Ponds and lakes are very similar. Both are small bodies of water, either natural or man-made, that are completely surrounded by land. The primary difference between the two is their size. Simply put, lakes are larger and ponds are smaller. However, there is no standardization of lake sizes. Some sources claim lakes are bodies of water larger than 2 acres. In Montana, the minimum water surface area of a lake is 20 acres. But since the size of your body of water isn't a clear indicator, here are a few more factors to consider:
Generally, a lake is an area of open, relatively deep water that is large enough to produce a wave-swept "washed" shoreline, which can prevent vegetation from growing along the shore.
Another difference can be seen in the water's temperature. Lakes, because they are deeper, have a stratified temperature structure that depends on the season. During summer months three distinct layers develop: The top layer stays warm at around 65-75 degrees. The middle layer drops dramatically, usually to 45-65 degrees F. The bottom layer is the coldest, staying at around 39-45 degrees F. Ponds, on the other hand, have a more consistent temperature throughout.
If the water is deep enough that light does not penetrate to the bottom, and photosynthesis is limited to the top layer, the body of water is considered a lake.
A pond is a body of water shallow enough to support rooted plants. Many times plants grow all the way across a shallow pond. There is little wave action and the bottom is usually covered with mud. Plants can, and often do, grow along a pond's edge.
Even in cold climates, most lakes are large enough so that they don't freeze solid, unlike ponds.
Finally, if the lake is large enough, it can affect the surrounding climate, whereas ponds are usually affected by the surrounding climate.

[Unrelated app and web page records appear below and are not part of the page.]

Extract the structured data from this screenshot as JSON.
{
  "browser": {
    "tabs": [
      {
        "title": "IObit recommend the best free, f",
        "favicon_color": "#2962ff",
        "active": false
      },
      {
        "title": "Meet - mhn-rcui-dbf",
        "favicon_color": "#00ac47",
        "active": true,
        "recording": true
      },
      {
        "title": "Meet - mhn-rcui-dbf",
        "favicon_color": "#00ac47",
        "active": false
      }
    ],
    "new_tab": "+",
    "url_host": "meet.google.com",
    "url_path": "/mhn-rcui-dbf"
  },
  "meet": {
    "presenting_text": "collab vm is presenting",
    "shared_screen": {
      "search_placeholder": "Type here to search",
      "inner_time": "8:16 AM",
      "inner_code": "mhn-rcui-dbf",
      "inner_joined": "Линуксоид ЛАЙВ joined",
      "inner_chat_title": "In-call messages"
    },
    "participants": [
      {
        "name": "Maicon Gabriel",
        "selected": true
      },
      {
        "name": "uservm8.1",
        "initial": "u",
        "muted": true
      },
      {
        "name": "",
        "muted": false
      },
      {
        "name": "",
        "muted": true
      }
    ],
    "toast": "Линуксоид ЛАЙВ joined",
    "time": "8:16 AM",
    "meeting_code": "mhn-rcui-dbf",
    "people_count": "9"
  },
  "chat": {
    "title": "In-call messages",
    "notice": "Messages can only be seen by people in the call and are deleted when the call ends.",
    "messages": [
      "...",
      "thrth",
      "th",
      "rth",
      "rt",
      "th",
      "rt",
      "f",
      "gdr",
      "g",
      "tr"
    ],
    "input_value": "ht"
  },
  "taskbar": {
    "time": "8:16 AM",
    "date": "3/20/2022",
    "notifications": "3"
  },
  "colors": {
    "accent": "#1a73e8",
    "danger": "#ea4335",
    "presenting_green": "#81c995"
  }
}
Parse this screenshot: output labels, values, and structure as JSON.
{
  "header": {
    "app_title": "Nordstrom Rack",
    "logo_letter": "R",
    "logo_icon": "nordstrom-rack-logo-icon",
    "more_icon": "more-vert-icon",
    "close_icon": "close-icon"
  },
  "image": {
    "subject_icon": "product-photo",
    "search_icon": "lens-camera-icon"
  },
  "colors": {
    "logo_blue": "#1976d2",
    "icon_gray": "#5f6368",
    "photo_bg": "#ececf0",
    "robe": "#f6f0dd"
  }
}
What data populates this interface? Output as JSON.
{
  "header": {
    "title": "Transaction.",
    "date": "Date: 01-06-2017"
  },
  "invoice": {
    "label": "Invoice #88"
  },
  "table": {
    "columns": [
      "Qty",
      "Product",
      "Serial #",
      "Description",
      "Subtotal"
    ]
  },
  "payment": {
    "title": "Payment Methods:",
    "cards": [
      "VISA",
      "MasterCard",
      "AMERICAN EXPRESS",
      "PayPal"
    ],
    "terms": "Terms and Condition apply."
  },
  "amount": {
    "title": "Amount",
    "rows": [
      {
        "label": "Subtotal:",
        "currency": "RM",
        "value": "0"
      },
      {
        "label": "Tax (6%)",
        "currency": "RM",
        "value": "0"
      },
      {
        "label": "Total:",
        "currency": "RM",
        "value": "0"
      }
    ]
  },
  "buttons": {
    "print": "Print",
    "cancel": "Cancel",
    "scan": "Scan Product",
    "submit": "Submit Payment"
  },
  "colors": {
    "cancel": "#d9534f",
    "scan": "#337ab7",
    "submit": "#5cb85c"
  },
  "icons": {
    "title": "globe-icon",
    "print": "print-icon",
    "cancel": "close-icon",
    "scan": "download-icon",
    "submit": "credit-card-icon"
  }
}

Based on the depth of your body of water-congratulations! It's a lake. And, if you're looking to give your water body a name, we, the editors at Infoplease.com, grant you full permission to name it after us!